States Parties to the Mine Ban Treaty must complete within ten years the clearance of all areas contaminated with antipersonnel mines. States facing exceptional circumstances may request an extension to their deadline.
Complete Mine Clearance
Completing clearance of antipersonnel mines worldwide should not take hundreds of years! In the vast majority of States Parties to the Mine Ban Treaty, the ICBL believes that clearance can be completed before 2025, with many finishing long before that date. In states outside the treaty, clearance can be completed within our lifetime.
To States Parties with antipersonnel landmine contamination:
• Identify and report on all suspected or known mined areas
• Finish mine clearance by or before deadline
• Use the most efficient means to identify and clear mined areas, including land release through technical and non-technical survey methodologies
• Involve local communities at all stages of clearance
• Mobilize sufficient resources until the job is complete; make known to donors that mine action is a priority for funding through development budgets or other relevant budgets
• Report against a clear baseline of contamination, and annually spell out what has been done (number of square meters released, disaggregated by method), and what remains to be done
The following States Parties to the Mine Ban Treaty were confirmed to be mine affected as of January 2017:

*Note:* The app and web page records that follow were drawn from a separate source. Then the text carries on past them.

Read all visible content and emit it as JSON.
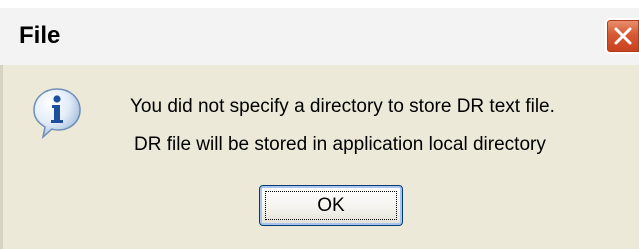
{
  "dialog": {
    "title": "File",
    "icon": "info-icon",
    "message_line_1": "You did not specify a directory to store DR text file.",
    "message_line_2": "DR file will be stored in application local directory",
    "ok_label": "OK"
  },
  "colors": {
    "titlebar": "#f3f3f3",
    "body": "#ece9d8",
    "close_button": "#d65a33",
    "button_border": "#003c74"
  }
}
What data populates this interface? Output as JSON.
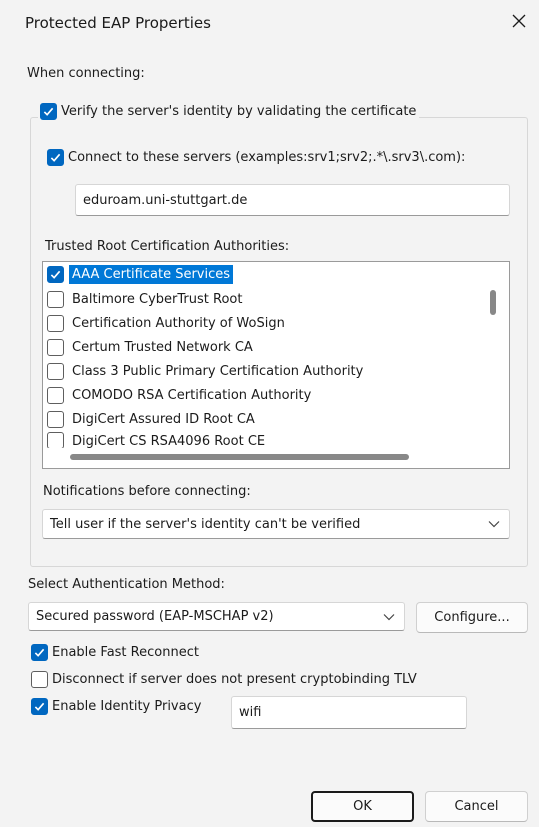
{
  "window": {
    "title": "Protected EAP Properties"
  },
  "when_connecting_label": "When connecting:",
  "verify": {
    "checked": true,
    "label": "Verify the server's identity by validating the certificate"
  },
  "connect_servers": {
    "checked": true,
    "label": "Connect to these servers (examples:srv1;srv2;.*\\.srv3\\.com):",
    "value": "eduroam.uni-stuttgart.de"
  },
  "trusted_root": {
    "label": "Trusted Root Certification Authorities:",
    "items": [
      {
        "label": "AAA Certificate Services",
        "checked": true,
        "selected": true
      },
      {
        "label": "Baltimore CyberTrust Root",
        "checked": false,
        "selected": false
      },
      {
        "label": "Certification Authority of WoSign",
        "checked": false,
        "selected": false
      },
      {
        "label": "Certum Trusted Network CA",
        "checked": false,
        "selected": false
      },
      {
        "label": "Class 3 Public Primary Certification Authority",
        "checked": false,
        "selected": false
      },
      {
        "label": "COMODO RSA Certification Authority",
        "checked": false,
        "selected": false
      },
      {
        "label": "DigiCert Assured ID Root CA",
        "checked": false,
        "selected": false
      },
      {
        "label": "DigiCert CS RSA4096 Root CE",
        "checked": false,
        "selected": false
      }
    ]
  },
  "notifications": {
    "label": "Notifications before connecting:",
    "selected": "Tell user if the server's identity can't be verified"
  },
  "auth_method": {
    "label": "Select Authentication Method:",
    "selected": "Secured password (EAP-MSCHAP v2)",
    "configure_label": "Configure..."
  },
  "fast_reconnect": {
    "checked": true,
    "label": "Enable Fast Reconnect"
  },
  "cryptobinding": {
    "checked": false,
    "label": "Disconnect if server does not present cryptobinding TLV"
  },
  "identity_privacy": {
    "checked": true,
    "label": "Enable Identity Privacy",
    "value": "wifi"
  },
  "buttons": {
    "ok": "OK",
    "cancel": "Cancel"
  },
  "colors": {
    "accent": "#0067c0",
    "selection": "#0078d7",
    "background": "#f3f3f3"
  }
}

Afghanistan, Angola, Argentina*, Bosnia and Herzegovina, Cambodia, Chad, Chile, Colombia, DR Congo, Croatia, Cyprus, Ecuador, Eritrea, Ethiopia, Iraq, Jordan*, Mauritania, Mozambique*, Niger, Nigeria*, Oman, Palau, Peru, Senegal, Serbia, Somalia, South Sudan, Sudan, Tajikistan, Thailand, Turkey, Ukraine, United Kingdom*, Yemen, and Zimbabwe.
Almost all of the above states have requested or received extensions to their original 10-year deadline. Here is a list of all mine-affected states in the world, including states not party to the Mine Ban Treaty.
*Argentina and the United Kingdom both claim sovereignty over the Malvinas/Falkland Islands, which are contaminated with antipersonnel mines.
*Jordan (2012), Mozambique (2015) and Nigeria (2011) declared completion of antipersonnel mine clearance in the past (year in parenthesis), but since then have found additional antipersonnel mines on their territory. They still have clearance obligations under Article 5 of the Mine Ban Treaty.
The following States Parties to the Mine Ban Treaty were mine-affected when they joined the treaty, and have now completed all antipersonnel mine clearance on their territory:
Albania, Algeria, Bhutan, Bulgaria, Burundi, Republic of Congo, Costa Rica, Denmark, France (in Djibouti), Gambia, Greece, Guatemala, Guinea-Bissau, Honduras, Hungary, FYR Macedonia, Malawi, Montenegro, Nicaragua, Rwanda, Suriname, Swaziland, Tunisia, Uganda, Venezuela and Zambia.
In addition, El Salvador completed antipersonnel mine clerarance in 1994 before the Mine Ban Treaty was adopted. Germany confirmed in 2013 that the suspicion of antipersonnel mine contamination at a former military training ground had been lifted. See notes on Jordan, Mozambique and Nigeria above.
MINE RISK EDUCATION
Risk education seeks to reduce the risk of injury by raising awareness and promoting behavioral change. Programs should take into account age, gender, social, cultural, and political factors. They should involve local stakeholders - especially those taking risks out of economic necessity - in developing alternatives to risk-taking behavior.
The ICBL membership comprises the following world-renowned mine clearance operators. They provide expert input to the ICBL and support our advocacy activities on a regular basis.